It was a recipe for proficient cover versions that somehow missed the point. Halo 4 was an impressive technical showcase for Xbox 360, but a rather empty game. Halo 5 married a fun multiplayer suite to a campaign of seemingly free-associated sci-fi cliche that had next to nothing to do with what fans understood Halo to be. Infinite strained hard to re-create the look and feel of classic Halo, and then put those elements in a box that was the wrong shape (and hadn’t been taped together properly).
The truth is that, setting aside the striking iconography of Master Chief’s mirrored visor and the arcing ringworlds, Halo’s soul resided deep in Bungie’s code: the weight and recoil of the weapons, the whack of the melee, the floating jump, the elastic, looping combat encounters. Bungie took those secrets with it when it left. All those identifying marks can more readily be found in Destiny than in 343’s Halo games. Asking another team to re-create that magic is like tasking a developer outside of Nintendo HQ with making a Mario platformer — it’s never going to feel right. Forming a Bungie cover band was a thankless task, and the fault for Halo’s current parlous state lies more with Microsoft for this misconceived plan than with any of the individuals that have worked at 343.
If the rumors that smaller-scale Halo narrative projects are being outsourced to other studios are untrue, perhaps Microsoft should think about whether it might not be a good idea after all. Recapturing the Bungie magic is impossible, so it becomes necessary to think about what else Halo might be. Studios with their own strong identities might have distinctive takes on Halo that could cut through 20 years of mythmaking and fan service and redefine it, similar to Konami’s intriguing plans to bring back Silent Hill.

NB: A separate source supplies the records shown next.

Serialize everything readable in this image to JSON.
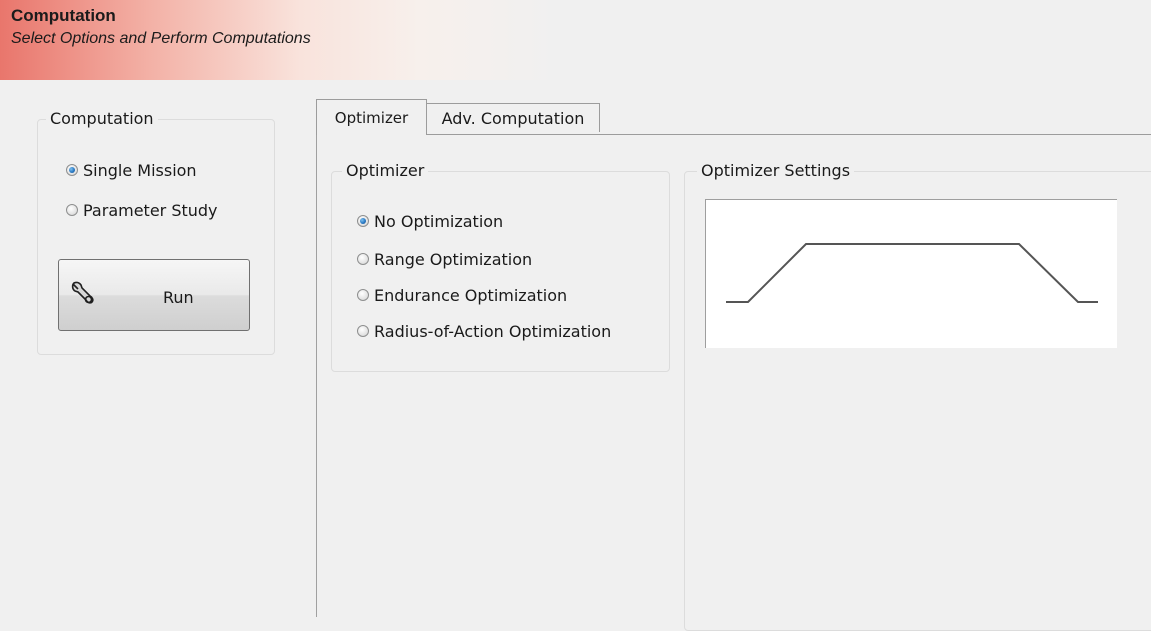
{
  "header": {
    "title": "Computation",
    "subtitle": "Select Options and Perform Computations"
  },
  "computation_group": {
    "legend": "Computation",
    "options": [
      {
        "label": "Single Mission",
        "checked": true
      },
      {
        "label": "Parameter Study",
        "checked": false
      }
    ],
    "run_button": {
      "label": "Run",
      "icon": "wrench-icon"
    }
  },
  "tabs": [
    {
      "label": "Optimizer",
      "active": true
    },
    {
      "label": "Adv. Computation",
      "active": false
    }
  ],
  "optimizer_group": {
    "legend": "Optimizer",
    "options": [
      {
        "label": "No Optimization",
        "checked": true
      },
      {
        "label": "Range Optimization",
        "checked": false
      },
      {
        "label": "Endurance Optimization",
        "checked": false
      },
      {
        "label": "Radius-of-Action Optimization",
        "checked": false
      }
    ]
  },
  "optimizer_settings_group": {
    "legend": "Optimizer Settings",
    "preview_icon": "mission-profile-icon"
  }
}
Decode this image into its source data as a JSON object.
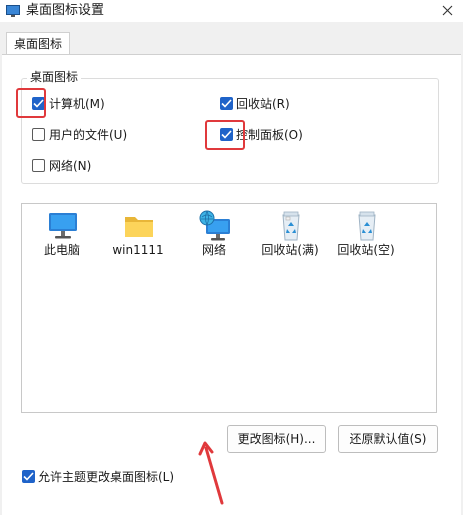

For one of gaming’s most beloved series, and the flagship Xbox franchise, what has happened to Halo Infinite and 343 Industries is a drastic failure. The roots of that failure go all the way back to 343’s founding in 2007. The studio can rebuild, and build a new future for Halo, but it will need help — and to be given the opportunity to discover its own identity at last.